In the atrium of McCamish Pavilion, where there is sometimes raucous cheer, there were quiet murmurs and soft music, pierced only by the staccato of consolatory pats on the back. On Monday, members of the Tech community gathered to celebrate the life of Brandon Adams, a third-year business administration major and football player who passed away on Saturday. Adams was 21.
By one of the entrances, reporters surrounded Paul Johnson, Adams’ last coach. Also in attendance to pay their respects were athletic director Todd Stansbury and new coach Geoff Collins.

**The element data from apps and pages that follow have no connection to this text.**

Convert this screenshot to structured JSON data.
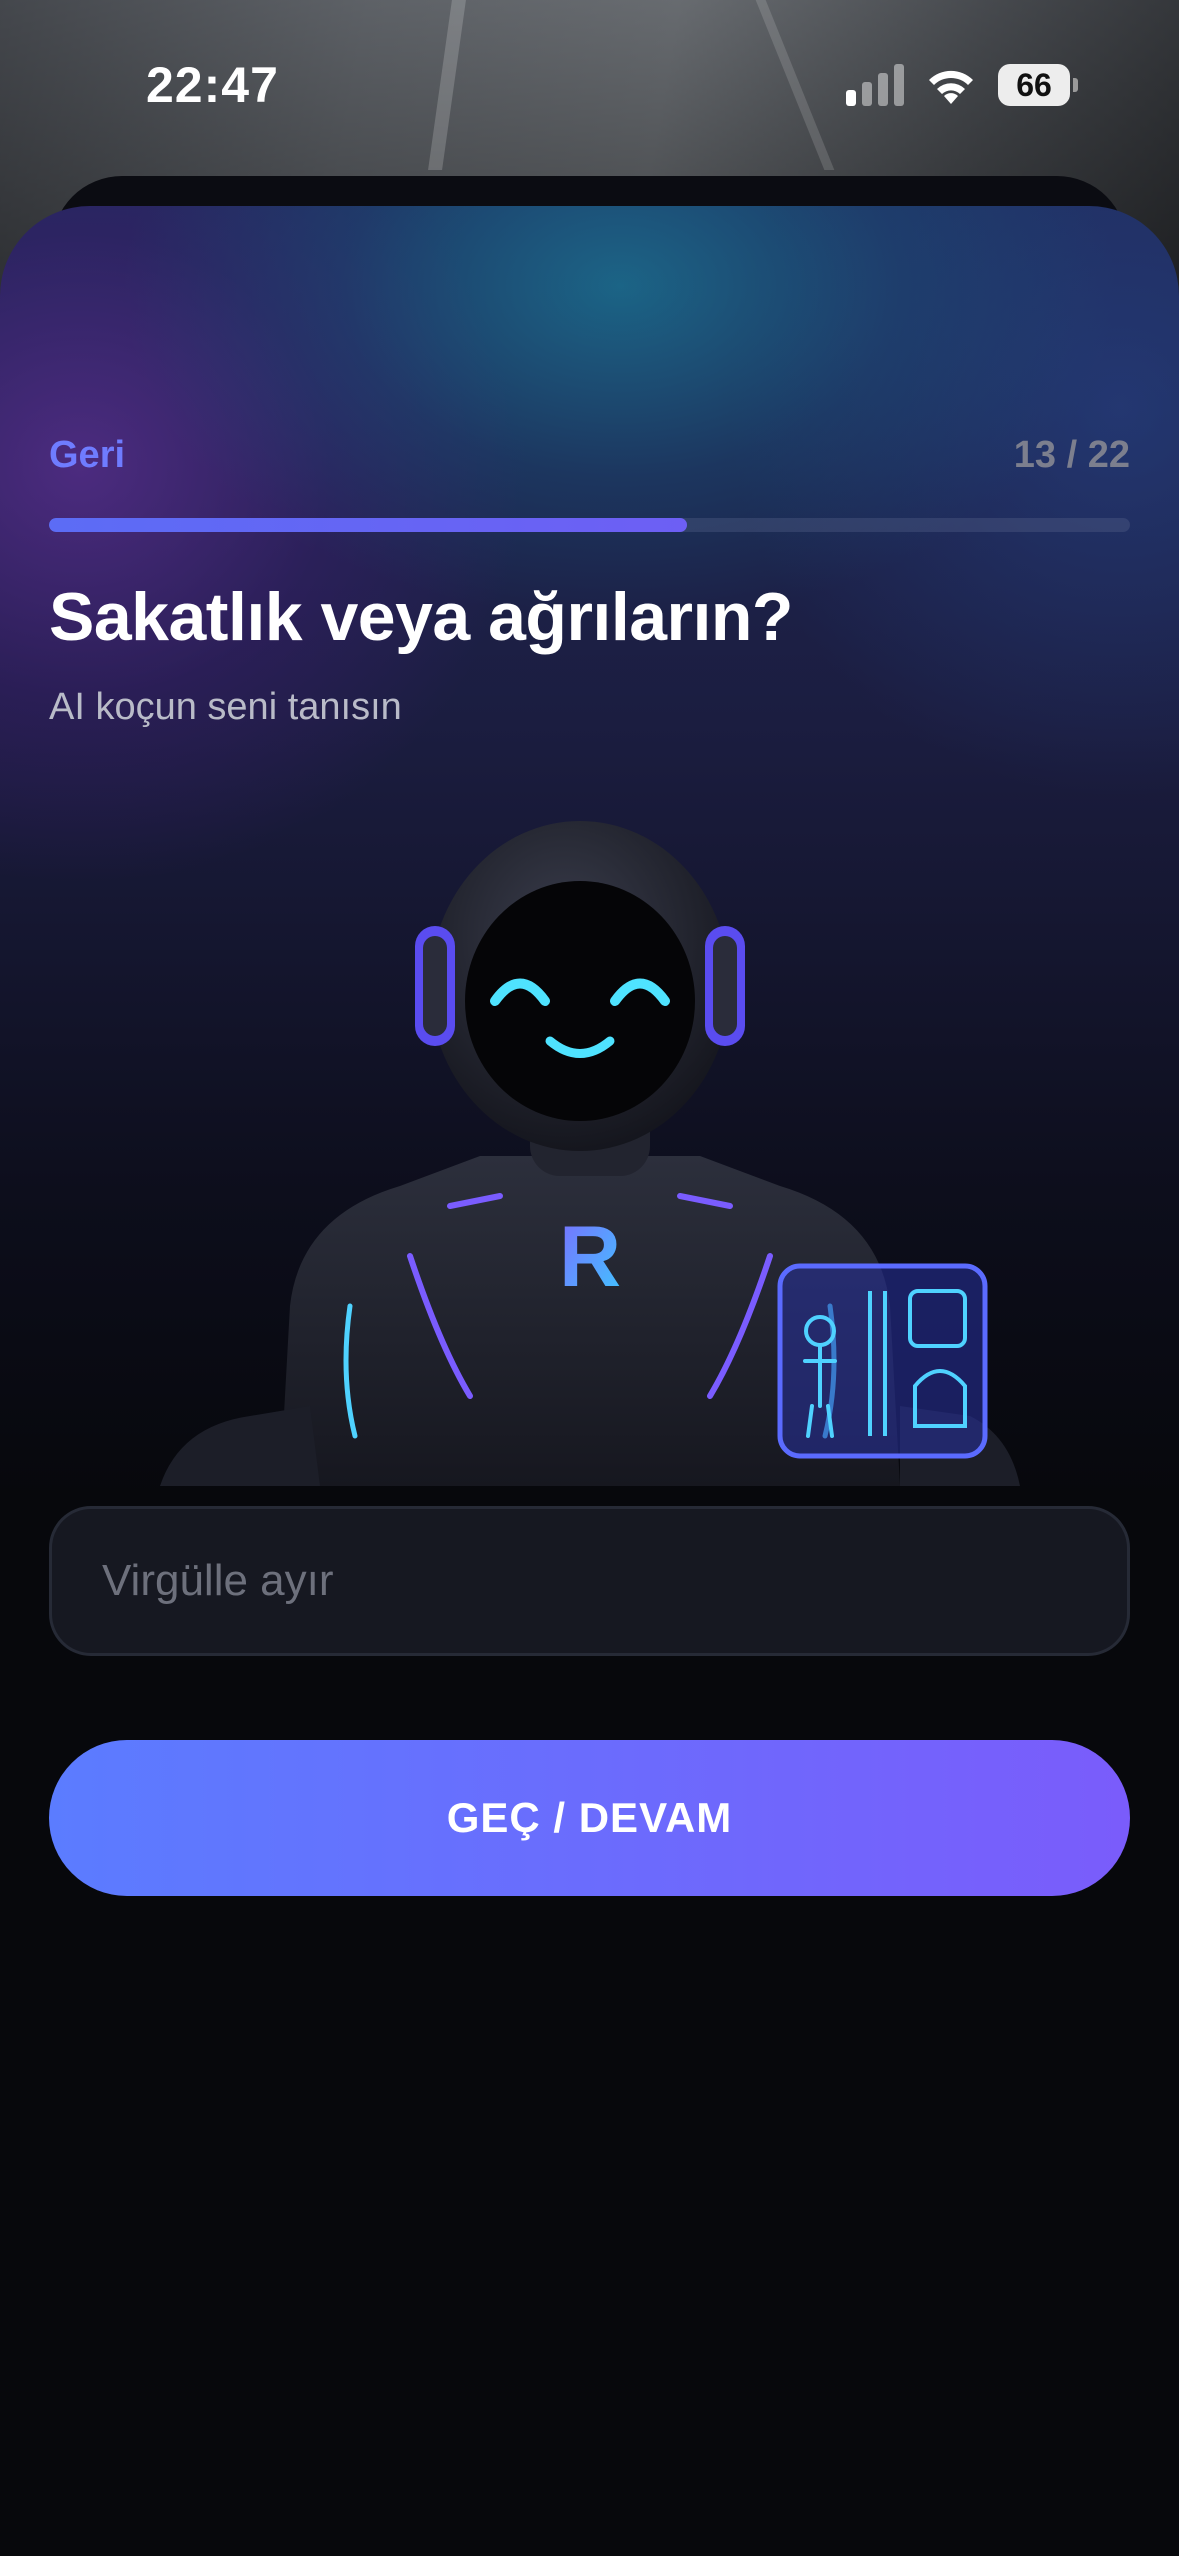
{
  "status_bar": {
    "time": "22:47",
    "battery_level": "66"
  },
  "header": {
    "back_label": "Geri",
    "progress_text": "13 / 22",
    "progress_fraction": 0.59
  },
  "question": {
    "title": "Sakatlık veya ağrıların?",
    "subtitle": "AI koçun seni tanısın"
  },
  "illustration": {
    "chest_logo": "R"
  },
  "input": {
    "value": "",
    "placeholder": "Virgülle ayır"
  },
  "cta": {
    "label": "GEÇ / DEVAM"
  },
  "colors": {
    "accent": "#6f7cff",
    "button_gradient_start": "#5b7cff",
    "button_gradient_end": "#7a5cfb",
    "background": "#07080c"
  }
}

The ceremony began at 5:30 p.m. and lasted for a little over an hour. It was emceed by Derrick Moore, the football team’s chaplain. After a brief prayer and reflection, Moore ceded the floor to four speakers who memorialized Adams and his time at Tech. These individuals were Stansbury, assistant athletic director for student-athlete development Leah Thomas, head football trainer Mark Smith and defensive linemen Brentavious Glanton and Kyle Cerge-Henderson.
Each speaker had unique memories of Adams, but a few common themes ran through their remarks. Adams was gregarious and known for his enveloping hugs; his nickname, “Big B,” referred more to his personality than his stature. He was deeply committed to improving his craft as a football player. And as both Glanton and Cerge-Henderson emphasized, he was an outstanding teammate.
Perhaps the most powerful anecdotes came from Thomas and Cerge-Henderson. Thomas told the story of how her young children met Adams at a Tech softball game — a sport Adams fiercely supported — and formed a strong friendship. Adams would chase after foul balls and negotiate with concession stand vendors on the children’s behalf. “He was a teammate to everyone,” Thomas said. That much was made clear by the presence of countless student-athletes, ranging in such diverse sports from cheerleading to women’s club soccer.
Cerge-Henderson told the audience of a bond Adams formed with Cerge-Henderson’s young daughter, bringing her cheese puffs for her birthday each year and promising to do so in perpetuity. Through tears, Cerge-Henderson vowed to keep up that tradition in Adams’ memory.
The ceremony concludes with a rendition of Adams’ favorite Tech tradition: the fight song. Then, football players, coaches and administrators passed by Adams’ family, seated in the first row, to offer them hugs and condolences.
After the ceremony, Geoff Collins entered the press room to answer questions. “We’re all heartbroken as a football family, as an Athletic Association, obviously as a university,” he said. Even in his brief time around Adams, he observed “the love he had for other people [and] the love other people have for him.” Spring practice had been scheduled to start on Tuesday, and in a team meeting, players decided not to push that date back but instead close the first day of practice to the media. In the short term, Collins plans to honor Adams by leaving his chair in the team’s meeting room unoccupied and attaching decals bearing his number to the team’s practice helmets. He added that players had ideas of how best to recognize Adams during the season but that those discussions were for a later date. After all, Tech is more than five months away from its season opener against Clemson.
Brandon Adams was a rising senior defensive lineman. He would have been a member of the team’s 2019 starting lineup. As Glanton once assured a reporter when asked about the team’s depth at defensive line, Adams certainly had a shot at playing football professionally, if he so wished.
But perhaps it is better to remember Adams for what he accomplished. His final home game was an overtime win against rival Virginia Tech. In his last game against Georgia, he recovered a fumble while playing with an injured hand. And in every remark, it was clear how much he was loved and respected by friends, teammates, nutritionists, coaches and everyone else who worked with him.
There will come a time when this section writes about the impact of Adams’ passing on the defensive line, Tech’s run defense and so forth. That time is not today. Today, the worthy subject is the impact of Adams’ passing on the lives of the many people who loved him. That impact is both profound and widespread.